The Bureau of Criminal Investigations Crime Scene Unit (CSU) is an integral part of the Bergen County Sheriff’s Office, as well as the entire law enforcement community of Bergen County. Accomplished in all fields of forensic evidence, the CSU is capable of processing virtually every type of crime scene while serving the 70 municipalities of Bergen County.
The CSU continues to respond to all major crimes investigated by the Bergen County Prosecutor’s Office. The Bergen County Prosecutor’s Office Arson Squad, Fatal Accident Unit, Sex Crimes Unit, and Homicide Squad all utilize CSU when conducting criminal investigations. Additionally, the New Jersey State Police, federal agencies including the Federal Bureau of Investigation, National Transportation Safety Board, Federal Aviation Administration, and many other law enforcement agencies in the tri-state area also depend upon the expertise and experience of CSU personnel.
The Crime Scene Unit’s staff consists of trained professionals in the field of forensics, inclusive of evidence collection, photography, fingerprint processing and crime scene sketching. A civilian support staff also greatly contributes to the day-to-day operations of the CSU. The Bergen County Sheriff's Office-CSU is the largest autonomous crime scene unit in the State of New Jersey.
The major function of CSU operations is the processing of crime scenes for fingerprint evidence, and locating and securing biological and trace evidence. All evidence must be handled and secured in a manner consistent with the requirements for laboratory and/or D.N.A. evaluation. Field investigations also include the use of metal detection devices to locate weapons, bullets, and other types of metal-based evidence. CSU personnel, through the use of L.A.S.E.R. technology and traditional ballistic techniques, also perform projectile trajectory. Advanced photographic techniques can then be used to depict the trajectory path of a bullet.
Personnel are trained in the operation of a Ground Penetrating Radar system. The system has the capability of searching soil to depths of 20 feet below the surface for buried evidence or clandestine grave sites.
Upon completion of field assignments, CSU personnel must then complete necessary in-house support work. Some examples of support work include chemical enhancements of evidence (fingerprints, trace evidence), photography, fingerprint comparison, crime scene sketches and related report writing. CSU personnel are frequently called upon to testify in court as experts in fingerprint identification, as well as for other forensic disciplines.

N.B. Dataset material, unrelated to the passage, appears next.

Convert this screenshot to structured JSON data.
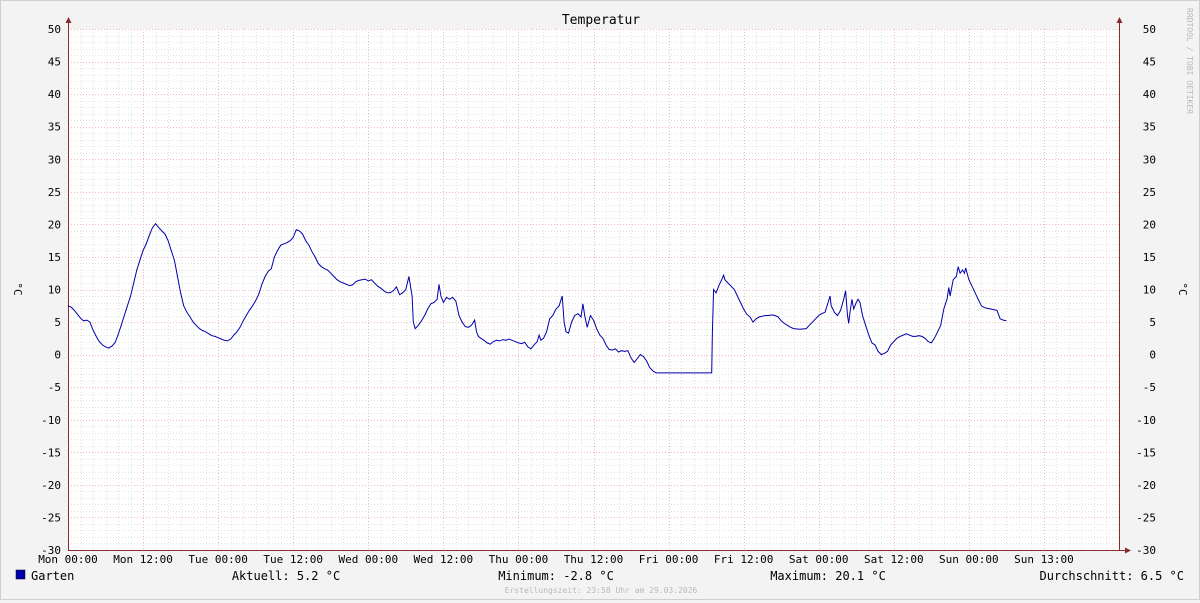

Another area of the CSU’s responsibility is the handling and processing of submitted evidence, which has been recovered and secured by other law enforcement agencies and submitted to the CSU for processing. Upon completion of the evidence processing, the items are returned to the submitting agency with an associated written report containing the results of the examination.
Numerous agencies in Northern New Jersey depend on this service. Thousands of items are handled each year.
Whenever the Bergen County Prosecutor’s Office Arson Squad is called to a fire scene, CSU detectives respond as well. Fire scenes can be difficult and potentially dangerous scenes to process, as the fire-damaged structure itself must be entered in order to process the scene. At times, these investigations are conducted under the most extreme of conditions, including inclement weather, heat, freezing cold, darkness, and occasionally during incidents where the fire has not yet been completely extinguished.
CSU personnel not only conduct photographic examinations at scenes, but also collect evidence, assist with the recovery of human remains and search for fingerprint evidence.
The Bergen County Sheriff’s Office is on-line with the State of New Jersey’s A.F.I.S.. Fingerprints are entered into the terminal for a search of the criminal files in the New Jersey State fingerprint computer systems. Recent updates to the system has enabled the C.S.U. staff to not only search fingerprints but also palm prints. Powerful new search capabilities now include searches of the central biometric files of the Federal Bureau of Investigation (FBI).
Another search engine used by C.S.U. is the Bergen County Sheriff based Automated Fingerprint Identification System. This in-house system maintains hundreds of thousands of fingerprints and palm prints. The known fingerprints and palm prints are obtained from individuals processed by both the Corrections Division and Law Enforcement Division. The palm section of this database rivals the size of the statewide system.